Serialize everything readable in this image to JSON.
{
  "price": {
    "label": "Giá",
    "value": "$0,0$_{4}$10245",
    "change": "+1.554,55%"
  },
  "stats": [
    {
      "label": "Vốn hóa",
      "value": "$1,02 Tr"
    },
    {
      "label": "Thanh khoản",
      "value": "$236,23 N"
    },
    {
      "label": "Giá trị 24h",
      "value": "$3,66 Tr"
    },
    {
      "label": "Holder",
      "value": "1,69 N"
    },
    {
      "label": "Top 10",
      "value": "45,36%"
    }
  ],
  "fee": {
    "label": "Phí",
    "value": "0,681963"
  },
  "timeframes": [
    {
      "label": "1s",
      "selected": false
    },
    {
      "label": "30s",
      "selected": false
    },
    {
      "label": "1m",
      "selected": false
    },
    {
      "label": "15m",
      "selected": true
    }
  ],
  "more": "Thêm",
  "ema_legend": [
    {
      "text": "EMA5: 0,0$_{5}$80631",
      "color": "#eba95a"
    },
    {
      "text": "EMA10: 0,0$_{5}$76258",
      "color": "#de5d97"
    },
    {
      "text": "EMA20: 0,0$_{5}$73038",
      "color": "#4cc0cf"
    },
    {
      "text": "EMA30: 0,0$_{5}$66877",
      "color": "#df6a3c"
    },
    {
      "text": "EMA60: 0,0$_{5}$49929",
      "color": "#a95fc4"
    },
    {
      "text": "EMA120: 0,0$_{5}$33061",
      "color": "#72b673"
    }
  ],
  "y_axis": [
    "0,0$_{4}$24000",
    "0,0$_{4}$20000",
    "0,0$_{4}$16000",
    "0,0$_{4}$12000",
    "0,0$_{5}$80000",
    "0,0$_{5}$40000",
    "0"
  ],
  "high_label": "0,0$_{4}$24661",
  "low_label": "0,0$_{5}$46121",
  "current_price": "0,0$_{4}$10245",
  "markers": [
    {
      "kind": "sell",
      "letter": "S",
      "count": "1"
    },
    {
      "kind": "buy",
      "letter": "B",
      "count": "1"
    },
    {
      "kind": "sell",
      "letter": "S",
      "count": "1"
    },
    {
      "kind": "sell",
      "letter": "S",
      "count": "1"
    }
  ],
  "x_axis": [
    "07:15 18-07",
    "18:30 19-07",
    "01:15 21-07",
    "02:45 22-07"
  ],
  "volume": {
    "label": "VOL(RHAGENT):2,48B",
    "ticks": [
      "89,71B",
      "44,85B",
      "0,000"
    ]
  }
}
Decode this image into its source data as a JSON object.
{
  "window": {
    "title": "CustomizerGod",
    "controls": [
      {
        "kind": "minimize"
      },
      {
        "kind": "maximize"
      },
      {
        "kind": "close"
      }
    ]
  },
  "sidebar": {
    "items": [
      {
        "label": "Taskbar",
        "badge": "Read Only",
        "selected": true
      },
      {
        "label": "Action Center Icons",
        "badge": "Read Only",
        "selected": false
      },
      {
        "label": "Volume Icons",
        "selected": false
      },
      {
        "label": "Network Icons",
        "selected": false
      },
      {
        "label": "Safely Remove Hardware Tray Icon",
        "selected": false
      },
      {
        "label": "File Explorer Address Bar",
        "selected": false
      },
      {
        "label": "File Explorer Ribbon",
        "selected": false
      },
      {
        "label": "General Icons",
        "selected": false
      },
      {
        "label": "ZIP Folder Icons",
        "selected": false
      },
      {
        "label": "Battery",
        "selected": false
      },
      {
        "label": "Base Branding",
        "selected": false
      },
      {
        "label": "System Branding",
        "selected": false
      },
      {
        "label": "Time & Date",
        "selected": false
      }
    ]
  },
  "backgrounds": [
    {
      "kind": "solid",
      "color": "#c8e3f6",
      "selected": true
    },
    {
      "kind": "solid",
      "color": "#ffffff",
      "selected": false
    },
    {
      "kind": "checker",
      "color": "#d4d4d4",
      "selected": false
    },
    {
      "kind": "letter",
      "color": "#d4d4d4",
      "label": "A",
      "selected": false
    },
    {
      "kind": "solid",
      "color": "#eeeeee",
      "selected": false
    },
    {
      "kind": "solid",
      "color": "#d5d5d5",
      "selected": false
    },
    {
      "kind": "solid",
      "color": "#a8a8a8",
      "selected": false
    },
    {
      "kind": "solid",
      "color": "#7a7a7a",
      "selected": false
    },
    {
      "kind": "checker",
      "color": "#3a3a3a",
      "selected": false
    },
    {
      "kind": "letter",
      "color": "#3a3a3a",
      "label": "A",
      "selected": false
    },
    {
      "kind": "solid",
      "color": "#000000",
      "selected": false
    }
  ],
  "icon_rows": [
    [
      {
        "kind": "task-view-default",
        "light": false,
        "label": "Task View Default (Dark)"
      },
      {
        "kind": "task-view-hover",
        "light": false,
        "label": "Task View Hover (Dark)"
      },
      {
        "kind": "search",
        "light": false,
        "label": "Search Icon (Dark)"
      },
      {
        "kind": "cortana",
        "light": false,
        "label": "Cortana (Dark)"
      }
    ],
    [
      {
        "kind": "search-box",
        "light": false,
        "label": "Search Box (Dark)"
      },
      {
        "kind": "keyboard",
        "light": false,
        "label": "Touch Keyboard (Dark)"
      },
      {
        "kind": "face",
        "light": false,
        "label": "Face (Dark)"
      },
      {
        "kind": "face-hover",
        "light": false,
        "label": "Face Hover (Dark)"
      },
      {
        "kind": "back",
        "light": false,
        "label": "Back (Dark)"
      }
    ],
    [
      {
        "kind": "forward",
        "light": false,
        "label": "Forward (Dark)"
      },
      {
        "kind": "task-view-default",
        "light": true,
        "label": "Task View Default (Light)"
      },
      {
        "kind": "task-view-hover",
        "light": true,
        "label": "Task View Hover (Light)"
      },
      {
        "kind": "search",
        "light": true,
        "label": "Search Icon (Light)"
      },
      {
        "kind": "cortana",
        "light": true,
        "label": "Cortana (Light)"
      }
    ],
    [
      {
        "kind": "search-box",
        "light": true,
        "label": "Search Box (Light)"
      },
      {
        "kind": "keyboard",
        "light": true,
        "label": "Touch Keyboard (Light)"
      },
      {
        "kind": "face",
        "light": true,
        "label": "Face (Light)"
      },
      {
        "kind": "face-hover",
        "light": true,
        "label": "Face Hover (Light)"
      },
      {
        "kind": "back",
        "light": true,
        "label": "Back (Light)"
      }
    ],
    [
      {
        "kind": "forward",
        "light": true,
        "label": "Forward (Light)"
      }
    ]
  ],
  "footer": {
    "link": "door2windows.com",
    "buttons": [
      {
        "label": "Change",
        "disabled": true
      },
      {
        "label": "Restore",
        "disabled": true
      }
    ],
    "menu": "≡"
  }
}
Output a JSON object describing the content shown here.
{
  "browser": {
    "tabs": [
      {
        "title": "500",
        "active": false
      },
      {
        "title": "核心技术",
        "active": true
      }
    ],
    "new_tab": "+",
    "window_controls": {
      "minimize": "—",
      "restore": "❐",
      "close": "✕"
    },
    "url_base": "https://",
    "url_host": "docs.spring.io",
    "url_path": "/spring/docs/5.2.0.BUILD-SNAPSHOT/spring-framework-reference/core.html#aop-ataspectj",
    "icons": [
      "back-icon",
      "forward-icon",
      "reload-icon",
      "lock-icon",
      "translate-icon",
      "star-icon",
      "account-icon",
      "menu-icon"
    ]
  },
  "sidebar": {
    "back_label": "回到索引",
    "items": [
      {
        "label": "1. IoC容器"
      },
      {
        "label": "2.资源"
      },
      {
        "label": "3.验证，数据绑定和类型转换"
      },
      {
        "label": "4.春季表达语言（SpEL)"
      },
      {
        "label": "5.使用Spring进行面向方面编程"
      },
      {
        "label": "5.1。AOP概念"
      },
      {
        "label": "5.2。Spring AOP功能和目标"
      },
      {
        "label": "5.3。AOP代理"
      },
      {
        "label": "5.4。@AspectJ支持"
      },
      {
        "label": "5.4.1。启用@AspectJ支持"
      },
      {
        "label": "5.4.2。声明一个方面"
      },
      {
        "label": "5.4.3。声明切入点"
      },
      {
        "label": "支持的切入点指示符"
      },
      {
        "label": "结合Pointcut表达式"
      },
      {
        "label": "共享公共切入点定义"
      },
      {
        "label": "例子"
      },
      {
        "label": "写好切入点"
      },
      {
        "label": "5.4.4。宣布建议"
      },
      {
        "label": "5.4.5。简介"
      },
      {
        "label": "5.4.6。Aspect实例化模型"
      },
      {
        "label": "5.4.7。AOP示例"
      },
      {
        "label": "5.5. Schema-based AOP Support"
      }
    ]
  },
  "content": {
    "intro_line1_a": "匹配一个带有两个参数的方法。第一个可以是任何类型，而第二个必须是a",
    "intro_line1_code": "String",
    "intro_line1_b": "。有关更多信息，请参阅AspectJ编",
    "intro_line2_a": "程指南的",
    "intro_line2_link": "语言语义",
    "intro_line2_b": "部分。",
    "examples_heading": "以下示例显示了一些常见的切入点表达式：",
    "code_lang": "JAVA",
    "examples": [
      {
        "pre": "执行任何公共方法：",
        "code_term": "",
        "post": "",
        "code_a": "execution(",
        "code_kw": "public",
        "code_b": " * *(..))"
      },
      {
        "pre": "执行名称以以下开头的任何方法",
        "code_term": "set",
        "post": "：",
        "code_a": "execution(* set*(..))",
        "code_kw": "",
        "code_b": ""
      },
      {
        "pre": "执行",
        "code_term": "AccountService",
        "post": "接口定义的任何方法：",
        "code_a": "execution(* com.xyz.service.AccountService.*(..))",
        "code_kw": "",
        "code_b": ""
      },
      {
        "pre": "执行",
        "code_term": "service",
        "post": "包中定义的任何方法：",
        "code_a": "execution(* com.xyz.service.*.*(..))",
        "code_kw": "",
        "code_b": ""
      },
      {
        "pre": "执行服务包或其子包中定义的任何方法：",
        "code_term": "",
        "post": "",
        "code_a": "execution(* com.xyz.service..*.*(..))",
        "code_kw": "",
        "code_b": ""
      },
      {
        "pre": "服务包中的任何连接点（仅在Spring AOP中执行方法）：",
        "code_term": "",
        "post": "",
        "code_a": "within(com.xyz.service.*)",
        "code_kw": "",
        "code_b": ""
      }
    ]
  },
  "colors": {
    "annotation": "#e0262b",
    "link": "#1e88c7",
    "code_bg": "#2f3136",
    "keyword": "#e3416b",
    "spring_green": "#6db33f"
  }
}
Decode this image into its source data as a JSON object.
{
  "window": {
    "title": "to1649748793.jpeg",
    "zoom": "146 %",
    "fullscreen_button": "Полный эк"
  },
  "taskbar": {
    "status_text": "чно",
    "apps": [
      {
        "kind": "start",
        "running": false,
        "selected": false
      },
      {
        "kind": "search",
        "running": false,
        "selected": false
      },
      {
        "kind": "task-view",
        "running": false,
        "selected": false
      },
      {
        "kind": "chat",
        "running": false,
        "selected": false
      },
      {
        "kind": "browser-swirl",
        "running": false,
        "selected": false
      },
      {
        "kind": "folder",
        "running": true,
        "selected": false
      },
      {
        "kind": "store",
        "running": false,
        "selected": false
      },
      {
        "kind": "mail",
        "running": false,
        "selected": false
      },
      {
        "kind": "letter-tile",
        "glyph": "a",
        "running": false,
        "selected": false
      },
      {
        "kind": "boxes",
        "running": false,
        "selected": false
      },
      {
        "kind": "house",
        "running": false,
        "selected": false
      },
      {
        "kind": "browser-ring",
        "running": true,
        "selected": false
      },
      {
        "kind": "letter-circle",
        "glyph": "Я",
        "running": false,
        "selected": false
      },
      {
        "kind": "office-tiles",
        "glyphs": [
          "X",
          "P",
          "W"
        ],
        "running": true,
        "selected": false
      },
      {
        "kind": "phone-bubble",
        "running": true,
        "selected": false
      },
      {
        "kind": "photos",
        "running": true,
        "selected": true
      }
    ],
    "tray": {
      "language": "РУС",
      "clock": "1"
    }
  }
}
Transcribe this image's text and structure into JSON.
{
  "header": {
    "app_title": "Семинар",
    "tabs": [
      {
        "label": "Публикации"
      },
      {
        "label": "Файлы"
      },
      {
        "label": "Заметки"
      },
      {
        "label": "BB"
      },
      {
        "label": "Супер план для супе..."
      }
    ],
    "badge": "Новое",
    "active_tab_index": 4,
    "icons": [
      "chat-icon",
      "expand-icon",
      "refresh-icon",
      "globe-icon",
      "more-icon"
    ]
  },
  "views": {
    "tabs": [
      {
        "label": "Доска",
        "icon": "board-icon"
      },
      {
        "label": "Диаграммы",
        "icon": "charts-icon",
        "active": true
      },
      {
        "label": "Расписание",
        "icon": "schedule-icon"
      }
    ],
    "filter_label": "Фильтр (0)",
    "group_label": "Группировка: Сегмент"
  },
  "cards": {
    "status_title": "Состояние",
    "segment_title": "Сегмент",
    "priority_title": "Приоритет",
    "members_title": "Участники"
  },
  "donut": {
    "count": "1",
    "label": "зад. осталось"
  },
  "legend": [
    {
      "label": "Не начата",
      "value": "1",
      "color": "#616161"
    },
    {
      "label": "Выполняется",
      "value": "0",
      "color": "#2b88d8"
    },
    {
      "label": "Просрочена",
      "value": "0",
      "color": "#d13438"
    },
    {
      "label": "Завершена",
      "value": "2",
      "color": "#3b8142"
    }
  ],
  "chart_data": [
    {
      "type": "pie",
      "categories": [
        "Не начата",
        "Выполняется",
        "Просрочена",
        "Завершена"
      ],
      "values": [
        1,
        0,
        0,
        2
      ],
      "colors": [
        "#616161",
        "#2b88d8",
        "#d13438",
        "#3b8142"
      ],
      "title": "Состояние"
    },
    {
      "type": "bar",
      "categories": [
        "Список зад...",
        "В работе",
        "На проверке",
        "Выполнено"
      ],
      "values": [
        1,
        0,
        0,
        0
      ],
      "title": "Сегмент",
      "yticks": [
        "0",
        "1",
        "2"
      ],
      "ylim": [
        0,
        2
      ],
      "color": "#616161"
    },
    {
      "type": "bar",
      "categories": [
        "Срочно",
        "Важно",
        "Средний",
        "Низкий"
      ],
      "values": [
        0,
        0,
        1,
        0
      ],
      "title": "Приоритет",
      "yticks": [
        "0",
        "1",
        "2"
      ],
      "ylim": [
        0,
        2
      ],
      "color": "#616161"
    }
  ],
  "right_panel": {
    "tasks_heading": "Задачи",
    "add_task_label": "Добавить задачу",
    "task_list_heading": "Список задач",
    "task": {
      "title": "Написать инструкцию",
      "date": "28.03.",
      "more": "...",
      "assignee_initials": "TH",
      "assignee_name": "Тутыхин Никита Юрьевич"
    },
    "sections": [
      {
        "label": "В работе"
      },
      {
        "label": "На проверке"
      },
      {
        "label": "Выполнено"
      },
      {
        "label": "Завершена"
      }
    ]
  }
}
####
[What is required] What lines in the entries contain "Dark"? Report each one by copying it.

[Solution for this exercise]
        "label": "Task View Default (Dark)"
        "label": "Task View Hover (Dark)"
        "label": "Search Icon (Dark)"
        "label": "Cortana (Dark)"
        "label": "Search Box (Dark)"
        "label": "Touch Keyboard (Dark)"
        "label": "Face (Dark)"
        "label": "Face Hover (Dark)"
        "label": "Back (Dark)"
        "label": "Forward (Dark)"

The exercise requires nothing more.